Training material used by Conti ransomware affiliates was leaked online this month, allowing an inside look at how attackers abuse legitimate software and seek out cyber insurance policies. Earlier this month, a disgruntled affiliate posted to a hacking forum the IP addresses for Cobalt Strike C2 servers used by the gang and a 113 MB archive containing training material for conducting ransomware attacks. Using this leaked training material, security researchers, network admins, and incident responders can better respond to attacks and quickly find common indicators of compromise (IOCs) used by the ransomware gang. This is exactly the case with new research released by Advanced Intel’s CEO Vitali Kremez that illustrates how actual Conti attacks utilized the leaked information.
Nearly one year after the exclusive app Clubhouse launched on the iOS store, its popularity skyrocketed. The app, which is now out of beta, lets users drop into spontaneous audio conversations that, once they are over, are over. With COVID lockdown procedures separating many people around the world last year, Clubhouse offered its users immediate, unplanned, conversational magic that maybe they lost in shifting to a work from home environment.

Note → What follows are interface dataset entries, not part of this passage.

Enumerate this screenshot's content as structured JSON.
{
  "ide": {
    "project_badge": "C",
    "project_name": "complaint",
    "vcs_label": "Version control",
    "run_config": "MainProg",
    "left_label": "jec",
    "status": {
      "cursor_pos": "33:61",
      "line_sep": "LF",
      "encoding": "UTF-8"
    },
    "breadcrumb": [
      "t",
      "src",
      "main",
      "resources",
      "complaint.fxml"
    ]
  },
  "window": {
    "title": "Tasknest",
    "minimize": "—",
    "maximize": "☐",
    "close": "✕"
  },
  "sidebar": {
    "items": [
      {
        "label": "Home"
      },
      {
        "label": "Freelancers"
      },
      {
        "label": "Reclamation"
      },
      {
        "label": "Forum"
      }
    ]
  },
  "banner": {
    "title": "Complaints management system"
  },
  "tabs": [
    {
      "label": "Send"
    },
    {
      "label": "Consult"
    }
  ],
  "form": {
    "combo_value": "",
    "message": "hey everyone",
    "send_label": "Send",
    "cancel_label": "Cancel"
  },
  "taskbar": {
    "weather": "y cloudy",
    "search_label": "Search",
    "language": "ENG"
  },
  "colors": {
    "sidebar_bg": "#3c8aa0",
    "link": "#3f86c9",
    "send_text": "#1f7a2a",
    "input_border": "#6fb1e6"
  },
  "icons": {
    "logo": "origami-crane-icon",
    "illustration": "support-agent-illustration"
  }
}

At the time, it was perhaps an app to find a feeling. And in 2021, Luta Security CEO and founder Katie Moussouris found a crucial vulnerability in it. But when she tried to tell Clubhouse about the flaw—which let her hide her presence inside a listening “room” so she could eavesdrop on conversations—the company failed to listen to her for weeks.

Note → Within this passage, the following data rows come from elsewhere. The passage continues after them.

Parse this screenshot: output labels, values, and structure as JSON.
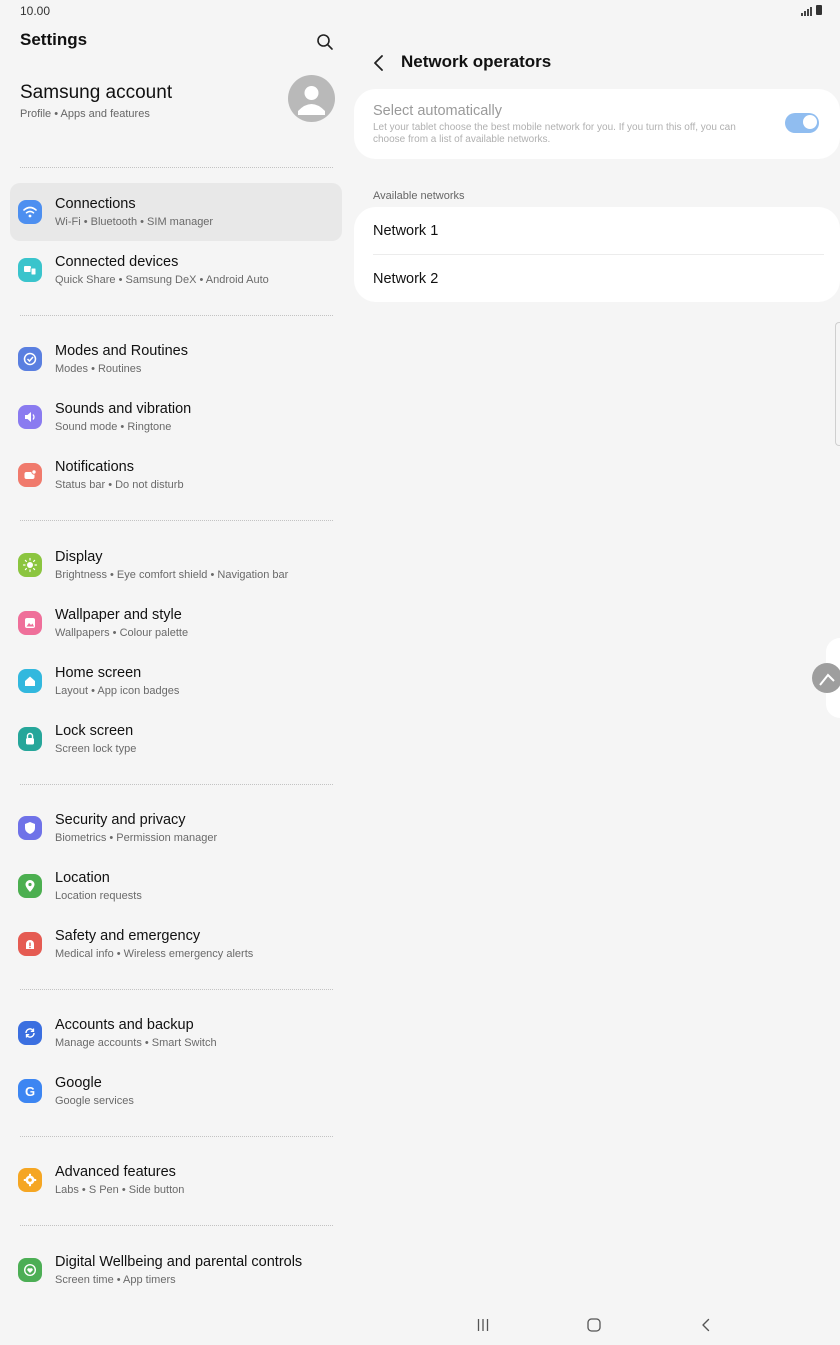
{
  "status": {
    "time": "10.00"
  },
  "left": {
    "title": "Settings",
    "account": {
      "title": "Samsung account",
      "subtitle": "Profile  •  Apps and features"
    },
    "items": [
      {
        "title": "Connections",
        "subtitle": "Wi-Fi  •  Bluetooth  •  SIM manager",
        "icon": "wifi-icon",
        "color": "#4d8ff0"
      },
      {
        "title": "Connected devices",
        "subtitle": "Quick Share  •  Samsung DeX  •  Android Auto",
        "icon": "connected-devices-icon",
        "color": "#3ac4cc"
      },
      {
        "title": "Modes and Routines",
        "subtitle": "Modes  •  Routines",
        "icon": "modes-icon",
        "color": "#5a7fe0"
      },
      {
        "title": "Sounds and vibration",
        "subtitle": "Sound mode  •  Ringtone",
        "icon": "sound-icon",
        "color": "#8a7bf0"
      },
      {
        "title": "Notifications",
        "subtitle": "Status bar  •  Do not disturb",
        "icon": "notifications-icon",
        "color": "#f07a6c"
      },
      {
        "title": "Display",
        "subtitle": "Brightness  •  Eye comfort shield  •  Navigation bar",
        "icon": "display-icon",
        "color": "#8bc53f"
      },
      {
        "title": "Wallpaper and style",
        "subtitle": "Wallpapers  •  Colour palette",
        "icon": "wallpaper-icon",
        "color": "#ef6f9a"
      },
      {
        "title": "Home screen",
        "subtitle": "Layout  •  App icon badges",
        "icon": "home-icon",
        "color": "#32b8de"
      },
      {
        "title": "Lock screen",
        "subtitle": "Screen lock type",
        "icon": "lock-icon",
        "color": "#26a69a"
      },
      {
        "title": "Security and privacy",
        "subtitle": "Biometrics  •  Permission manager",
        "icon": "shield-icon",
        "color": "#6f72e8"
      },
      {
        "title": "Location",
        "subtitle": "Location requests",
        "icon": "location-icon",
        "color": "#4caf50"
      },
      {
        "title": "Safety and emergency",
        "subtitle": "Medical info  •  Wireless emergency alerts",
        "icon": "emergency-icon",
        "color": "#e55b52"
      },
      {
        "title": "Accounts and backup",
        "subtitle": "Manage accounts  •  Smart Switch",
        "icon": "accounts-backup-icon",
        "color": "#3b6fe0"
      },
      {
        "title": "Google",
        "subtitle": "Google services",
        "icon": "google-icon",
        "color": "#3d86f2"
      },
      {
        "title": "Advanced features",
        "subtitle": "Labs  •  S Pen  •  Side button",
        "icon": "advanced-features-icon",
        "color": "#f5a623"
      },
      {
        "title": "Digital Wellbeing and parental controls",
        "subtitle": "Screen time  •  App timers",
        "icon": "wellbeing-icon",
        "color": "#4cae55"
      }
    ]
  },
  "right": {
    "title": "Network operators",
    "auto": {
      "title": "Select automatically",
      "description": "Let your tablet choose the best mobile network for you. If you turn this off, you can choose from a list of available networks.",
      "enabled": true
    },
    "section_label": "Available networks",
    "networks": [
      "Network 1",
      "Network 2"
    ]
  }
}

A trio of researchers at Purdue today published pre-print research demonstrating a novel adversarial attack against computer vision systems that can make an AI see – or not see – whatever the attacker wants. It’s something that could potentially affect self-driving vehicles, such as Tesla’s, that rely on cameras to navigate and identify objects. Up front: The researchers wanted to confront the problem of digital manipulation in the physical world. It’s easy enough to hack a computer or fool an AI if you have physical access to it, but tricking a closed system is much harder. Per the team’s pre-print paper: Adversarial attacks and defenses today are predominantly driven by studies in the digital space where the attacker manipulates a digital image on a computer. The other form of attacks, which are the physical attacks, have been reported in the literature, but most of the existing ones are invasive in the sense that they need to touch the objects, for example, painting a stop sign, wearing a colored shirt, or 3D-printing a turtle.
The other day, it was reported that T-Mobile’s database of customer information might have been hacked, in which it was estimated that 100 million people might have been affected. This was according to a database that was being sold online by the hacker in which they were asking for about $270,000 for the entire database. That being said, T-Mobile has since confirmed that the breach did take place and confirmed that personal information such as customer names, date of birth, social security numbers, and driver’s license information were stolen. The carrier is also estimating that about 48 million customers might have been affected by this, which is about half of what the hackers had claimed. The good news and silver lining to this is that at least no credit card or payment information was leaked in the process, so maybe you don’t need to go changing your credit card numbers just yet. T-Mobile has also announced that they will be giving customers affected by this a free two-year subscription to identity theft protection.
The robot developer and YouTube sensation is giving us another peek at its robot-building efforts, this time by having its humanoid robotics research platform, Atlas, do some more parkour. Besides releasing a highly polished video, the company also posted a behind-the-scenes look at what it takes to get a robot to jump through an obstacle course. It’s the best look at Atlas we’ve gotten yet and shows incredible footage of manufacturing, software, and repairs—plus some gnarly wipeouts when the stunts don’t go according to plan. This is the third video we’ve seen of Atlas doing parkour, and you might wonder why Boston Dynamics is so obsessed with making its robots jump on boxes and do backflips. Atlas does parkour for the same reason car companies do motorsports. Using sports to push the performance boundaries of a machine leads to the development of better parts and techniques, and the tests have a trickle-down effect for consumer products.
A new test from Twitter will finally allow users to report “misleading” tweets. The company says it’s testing the feature for “some people” in the US, South Korea and Australia. Though only an experiment, it’s a significant step for Twitter which has previously had limited reporting tools for misinformation on its service. With the change though, users will now be able to report political and health misinformation, with sub-categories for election and COVID-19 related tweets, according to The Verge. That tracks with other fact checking and misinformation-busting efforts Twitter has made over the past year and a half. The company has previously introduced labels and PSAs to debunk health and election misinformation on its platform.